May well spark a stampede in porcine acquisitions, not as consumables, but as companions.”
—Kirkus, Starred Review


Advance Praise for The Good Good Pig

“This is a book not so much about a barnyard animal as about relationships, in all their messy, joyous and heartbreaking complexity. In loving yet unsentimental prose, Sy Montgomery captures the richness animals bring to the human experience. Sometimes it takes a too-smart-for-his-own-good pig to open our eyes to what most matters in life. The Good Good Pig is a good, good book, beautifully rendered and filled with wondrous surprises. I will never forget Christopher Hogwood.”
—John Grogan, author of Marley & Me: Life and Love with the World’s Worst Dog


“I LOVE this book! It takes us into the world of one pig with such delicacy, such gentleness and yet such depth, that you will never be able to look a pig in the eye again without recognizing the unique person living within. You become somebody who sees why Sy Montgomery loved a pig beyond all measure. When you finish her book, so will you.”
—Jeffrey Masson, Ph.D.,author of When Elephants Weep and The Pig who Sang to the Moon


“I wasn’t sure what to expect when I picked up Sy Montgomery’s story of Christopher the pig. The love affair between dogs and cats and people is richly documented. Pigs are another matter. What I found was a charming, touching, funny and ultimately very powerful tale of an extraordinary, even complicated pig and his impact on some very loving, perceptive and extraordinary people. This story is heartwarming but packs a wallop. The Good, Good Pig is a very welcome and original addition to the best stories about the remarkable bond between some people and some animals, and Sy Montgomery has done her pig well.”
—Jon Katz, author of Katz on Dogs and The Dogs of Bedlam Farm
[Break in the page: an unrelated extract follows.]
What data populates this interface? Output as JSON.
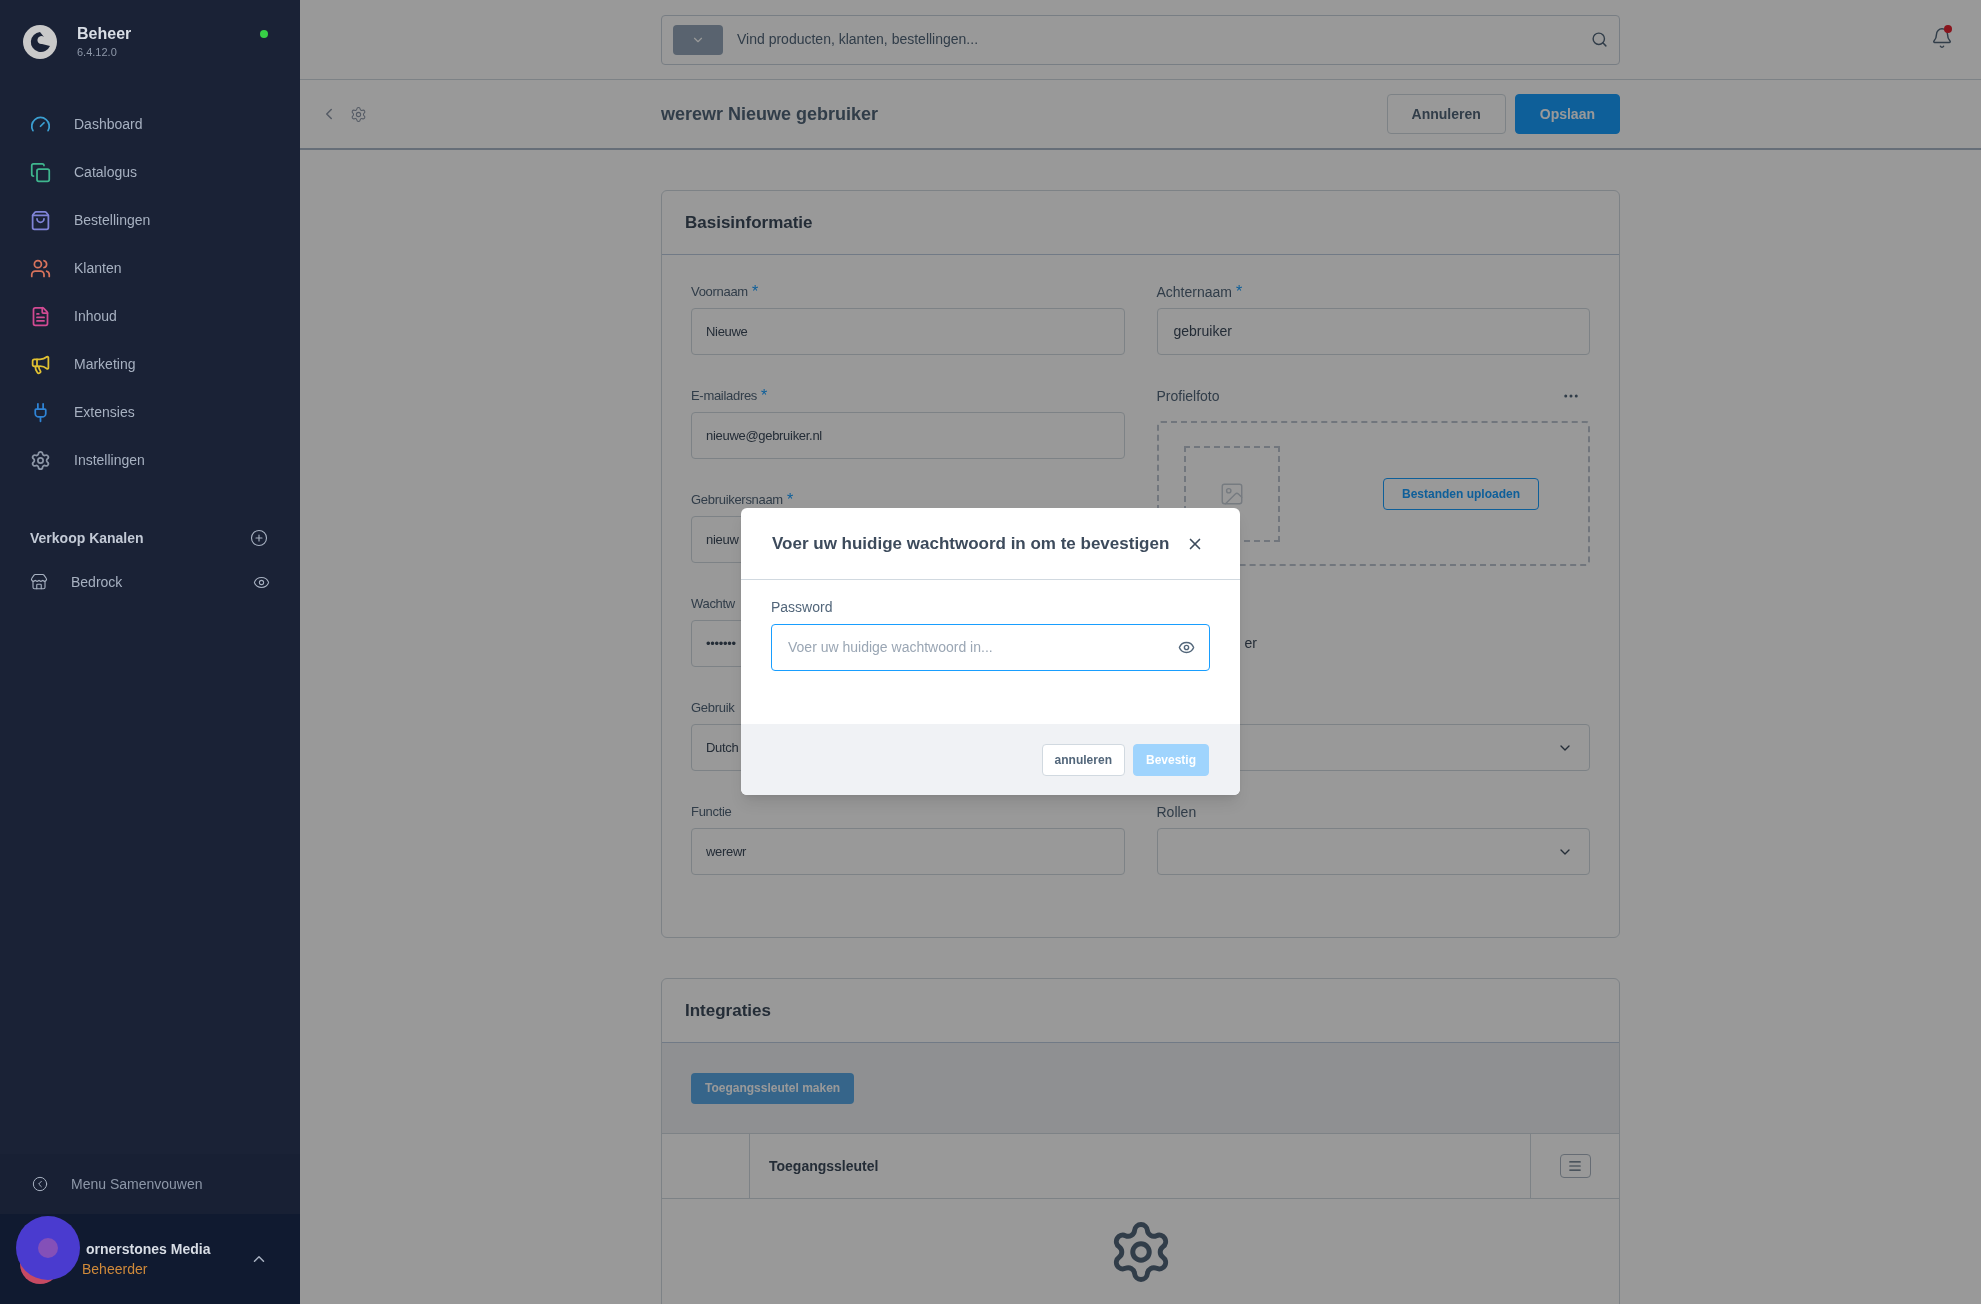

“Poetic, insightful, funny and deeply moving.”
—Vicki Constantine Croke, author of The Lady and the Panda


“Entertaining, instructive, hilarious, and yes, heartwarming, this book is a Life Force. Christopher Hogwood now belongs to all of us.”
—Brenda Peterson, author of Build Me an Ark, Sister Stories, and Duck and Cover


“Few writers—or human beings—fuse intelligence and heart as completely as Sy Montgomery. Her sentences are lush, exotic, thrilling. Her stories are fabulously odd and galvanizing. With The Good, Good Pig, Sy brings us her greatest adventure of all—a grand cocktail of family, community, love, and wisdom that introduces one of the most indelible characters in recent literary history, the completely companionable and entirely self-effacing Christopher Hogwood.”
—Beth Kephart, author of Ghosts in the Garden, Seeing Past Z, and Still Love in Strange Places